[Extracted material]
________________________
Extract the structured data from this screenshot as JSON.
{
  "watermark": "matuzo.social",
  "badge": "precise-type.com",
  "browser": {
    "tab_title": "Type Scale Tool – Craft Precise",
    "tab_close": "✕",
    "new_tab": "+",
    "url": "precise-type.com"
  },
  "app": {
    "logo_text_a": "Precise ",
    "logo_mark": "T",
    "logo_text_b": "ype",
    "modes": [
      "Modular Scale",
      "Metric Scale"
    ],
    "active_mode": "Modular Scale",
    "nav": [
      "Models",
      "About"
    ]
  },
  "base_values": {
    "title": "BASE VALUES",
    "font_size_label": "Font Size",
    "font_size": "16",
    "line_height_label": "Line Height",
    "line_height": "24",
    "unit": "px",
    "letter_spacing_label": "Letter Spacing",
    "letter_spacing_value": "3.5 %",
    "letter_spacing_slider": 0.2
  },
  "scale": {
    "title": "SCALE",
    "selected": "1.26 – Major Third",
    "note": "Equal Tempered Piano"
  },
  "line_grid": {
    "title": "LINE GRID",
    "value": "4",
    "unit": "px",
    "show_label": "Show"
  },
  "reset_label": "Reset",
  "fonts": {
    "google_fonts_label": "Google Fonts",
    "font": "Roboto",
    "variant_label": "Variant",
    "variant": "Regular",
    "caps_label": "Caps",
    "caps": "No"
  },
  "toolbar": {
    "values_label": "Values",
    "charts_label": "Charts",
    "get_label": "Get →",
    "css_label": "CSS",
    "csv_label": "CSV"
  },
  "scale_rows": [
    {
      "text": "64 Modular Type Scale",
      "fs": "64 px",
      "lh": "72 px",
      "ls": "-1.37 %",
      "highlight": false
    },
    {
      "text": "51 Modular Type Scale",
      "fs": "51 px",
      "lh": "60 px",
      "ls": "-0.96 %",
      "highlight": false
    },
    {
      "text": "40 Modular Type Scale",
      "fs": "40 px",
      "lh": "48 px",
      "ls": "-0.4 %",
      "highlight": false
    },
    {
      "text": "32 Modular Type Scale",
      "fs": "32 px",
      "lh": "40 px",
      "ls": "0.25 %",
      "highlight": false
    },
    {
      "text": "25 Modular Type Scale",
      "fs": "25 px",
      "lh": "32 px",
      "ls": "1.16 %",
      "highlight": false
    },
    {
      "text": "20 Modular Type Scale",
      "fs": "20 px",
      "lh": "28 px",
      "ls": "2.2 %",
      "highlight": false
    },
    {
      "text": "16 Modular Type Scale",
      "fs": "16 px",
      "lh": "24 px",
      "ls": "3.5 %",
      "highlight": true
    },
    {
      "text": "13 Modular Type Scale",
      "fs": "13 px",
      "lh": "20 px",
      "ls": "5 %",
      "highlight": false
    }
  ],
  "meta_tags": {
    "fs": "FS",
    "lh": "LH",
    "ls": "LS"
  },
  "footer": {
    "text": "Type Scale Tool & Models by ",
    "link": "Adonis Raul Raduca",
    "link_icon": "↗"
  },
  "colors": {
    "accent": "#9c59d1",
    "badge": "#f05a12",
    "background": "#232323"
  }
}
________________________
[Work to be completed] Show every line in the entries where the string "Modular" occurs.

[Completed task]
      "Modular Scale",
    "active_mode": "Modular Scale",
      "text": "64 Modular Type Scale",
      "text": "51 Modular Type Scale",
      "text": "40 Modular Type Scale",
      "text": "32 Modular Type Scale",
      "text": "25 Modular Type Scale",
      "text": "20 Modular Type Scale",
      "text": "16 Modular Type Scale",
      "text": "13 Modular Type Scale",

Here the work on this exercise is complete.